But Davis’ win was not the first exceptional moment for Black women at the 2015 Emmy Awards. Orange Is The New Black star Uzo Aduba also made her own history when she accepted the Emmy for Best Actress in a Drama Series, making her the first actress to win both a drama and a comedy award for the same role.

67th Annual Primetime Emmy Awards - Show

Hollywood veteran and favorite Regina King also took home an award for Best Supporting Actress in a Limited Series or a Movie for “American Crime.” It was King’s first nomination and win.

67th Annual Primetime Emmy Awards - Show

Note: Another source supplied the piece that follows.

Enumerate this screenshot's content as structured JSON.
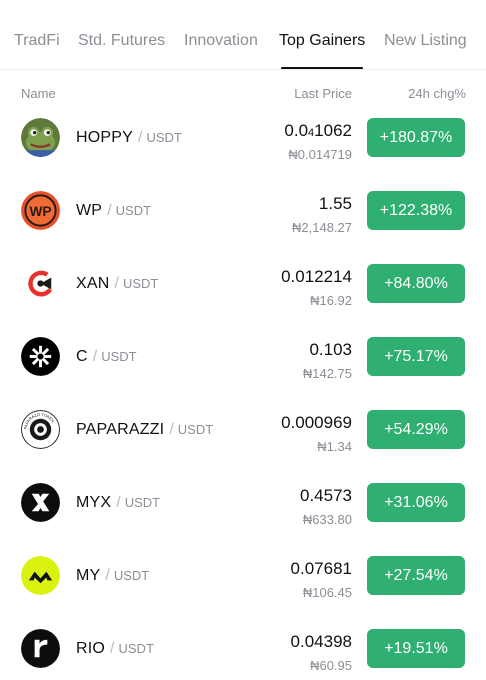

For a full list of winners, click below:

2015 Emmy Awards: A List Of The Night’s Big Winners

article by Christina Coleman via newsone.com

Alfre Woodard to Play President in NBC’s “State of Affairs”

Alfre Woodard
PHOTO CREDIT: JASON MERRITT/GETTY IMAGES

Alfre Woodard has been elected to play Madame President in Katherine Heigl‘s new political drama State of Affairs.  According to the Hollywood Reporter, the drama described as Scandal meets The West Wing, will see the 12 Years a Slave actress as President Roberta Payton.

Woodard’s character enlists a CIA agent, played by Heigl, to give her counsel on incidents around the world. The plot follows Heigl as she takes on the role of targeting America’s most critical threats while balancing the demands of a complex personal life.

The casting puts Woodard in the company of several other African-American women leads on pilots this season including Taraji P. Henson, Viola Davis and Octavia Spencer.

article by Dominique Hobdy via essence.com